"Black Lens Shorts: A Little Help From My Friends"
Officially presented by HBO, "Black Lens Shorts: A Little Help From My Friends" includes these five short films:
- "Baby Steps"
- "Hair Wolf"
- "Moths & Butterflies"
- "Still Water Runs Deep"
- "War Paint"
"Black Lens Shorts: Be True To You"
Officially presented by HBO, "Black Lens Shorts: Be True To You" features these six short films:
- "The Bill"
- "French Fries"
- "Mr. Talented"
A high schooler's carefree senior year is thrown a curveball when her mother, a popular local meteorologist, converts to Islam. The 17-year-old is left trying to accept her mother's new beliefs and customs while also coming to terms with her own developing sense of identity.
In Nia DaCosta's star-studded directorial debut, a former drug smuggler (Tessa Thompson, "Annihilation" and "Thor: Ragnarok") trying to right her life in a gruff and desperate North Dakota fracking town gets pulled back into the illicit business when her pregnant sister (Lily James, "Downton Abbey") is at risk of losing her home.
Delila Vallot's documentary follows Ronald Troy Collins as he attempts to climb out of his issues with addiction and mental illness, as well as out of his life on the streets, with the help of his incredible singing voice and love of music.
The best variety/talk show you may never have heard of finally gets its deserved place in TV's pantheon with "Mr. SOUL!", which chronicles the SOUL! public television show and host Ellis Haizlip's under-sung place in pop culture as it brought in the great black poets, musicians, thinkers and more of its time.
Take it from one who's doing it right now as we speak: Moving sucks. That's especially the case for the couple in "One Bedroom," who spend their final afternoon in Brooklyn arguing, reminiscing and then eventually deciding if they're moving out together or in separate directions.
"Sammy Davis, Jr. I've Gotta Be Me"
From the documentarian behind Milwaukee Film Festival alumnus like "Two Trains Runnin" and "ACORN and the Firestorm" comes a nuanced portrait of a showbiz icon as he lands precariously at the cultural crossroads of a changing America.
"Word is Bond"
The beat may get you moving, but in the documentary "Word is Bond," the lyrics of rap and hip-hop take over the stage as Sacha Jenkins' film looks at the complex poetry and evolution of the art with the help of rap names new and old (Nas, J Cole, Anderson.Paak and more).
As much as it is a gigantic cliché to say that one has always had a passion for film, Matt Mueller has always had a passion for film. Whether it was bringing in the latest movie reviews for his first grade show-and-tell or writing film reviews for the St. Norbert College Times as a high school student, Matt is way too obsessed with movies for his own good.
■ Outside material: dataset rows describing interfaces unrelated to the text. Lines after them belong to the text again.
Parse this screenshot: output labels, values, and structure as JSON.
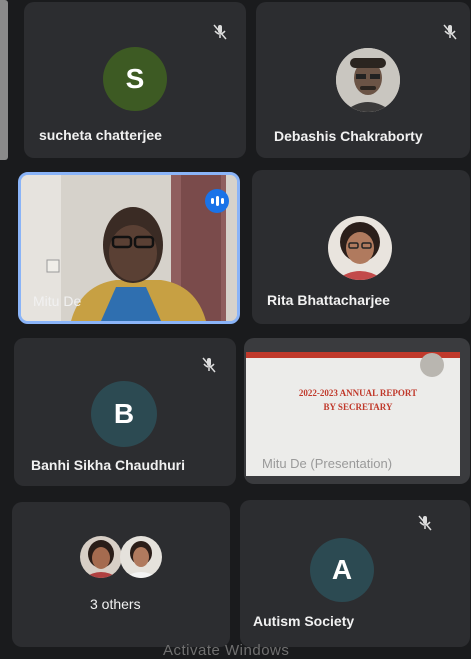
{
  "participants": [
    {
      "name": "sucheta chatterjee",
      "initial": "S",
      "avatar_color": "#3d5a23",
      "muted": true
    },
    {
      "name": "Debashis Chakraborty",
      "muted": true
    },
    {
      "name": "Mitu De",
      "speaking": true
    },
    {
      "name": "Rita Bhattacharjee"
    },
    {
      "name": "Banhi Sikha Chaudhuri",
      "initial": "B",
      "avatar_color": "#2c4a52",
      "muted": true
    },
    {
      "name": "Autism Society",
      "initial": "A",
      "avatar_color": "#2c4a52",
      "muted": true
    }
  ],
  "presentation": {
    "slide_text": "2022-2023 ANNUAL REPORT BY SECRETARY",
    "caption": "Mitu De (Presentation)"
  },
  "others": {
    "label": "3 others"
  },
  "watermark": "Activate Windows",
  "colors": {
    "active_border": "#8ab4f8",
    "slide_text": "#c0392b"
  }
}
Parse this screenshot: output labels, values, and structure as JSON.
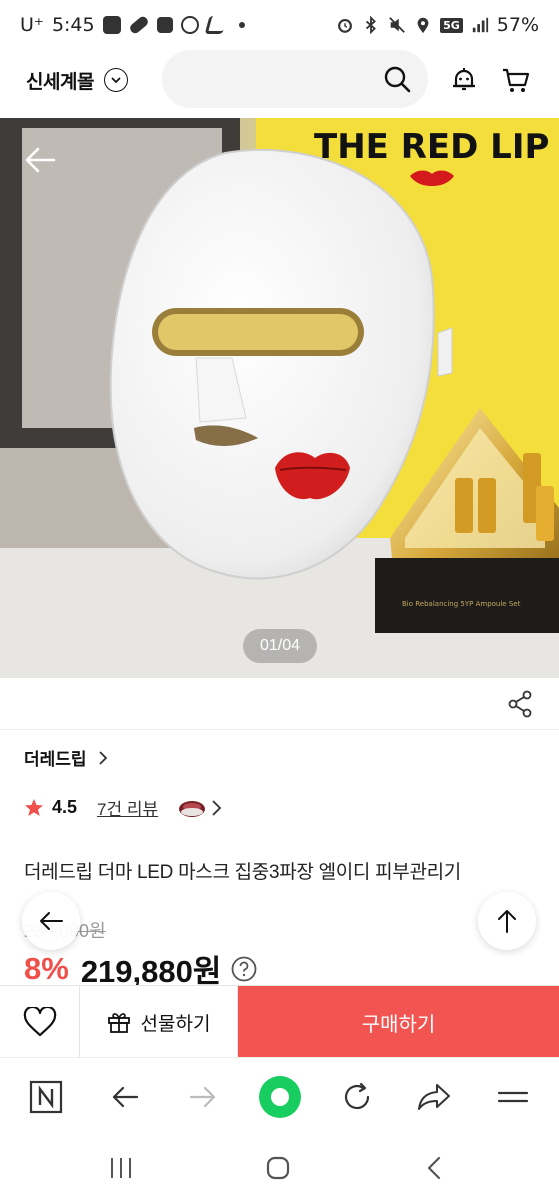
{
  "status_bar": {
    "carrier": "U⁺",
    "time": "5:45",
    "network": "5G",
    "battery": "57%"
  },
  "header": {
    "brand": "신세계몰",
    "search_placeholder": ""
  },
  "hero": {
    "pager": "01/04",
    "image_text": "THE RED LIP",
    "box_text_1": "Bio Rebalancing 5YP Ampoule Set"
  },
  "product": {
    "brand_link": "더레드립",
    "rating": "4.5",
    "review_count": "7건 리뷰",
    "title": "더레드립 더마 LED 마스크 집중3파장 엘이디 피부관리기",
    "original_price": "2​39,000원",
    "discount": "8%",
    "price": "219,880원"
  },
  "purchase_bar": {
    "gift_label": "선물하기",
    "buy_label": "구매하기"
  },
  "colors": {
    "accent_red": "#f25452",
    "discount_red": "#f0504a",
    "browser_green": "#19ce60"
  },
  "icons": {
    "back": "arrow-left-icon",
    "search": "search-icon",
    "alert": "bell-icon",
    "cart": "cart-icon",
    "share": "share-icon",
    "wish": "heart-icon",
    "gift": "gift-icon"
  }
}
When he's not writing about the latest blockbuster or talking much too glowingly about "Piranha 3D," Matt can probably be found watching literally any sport (minus cricket) or working at - get this - a local movie theater. Or watching a movie. Yeah, he's probably watching a movie.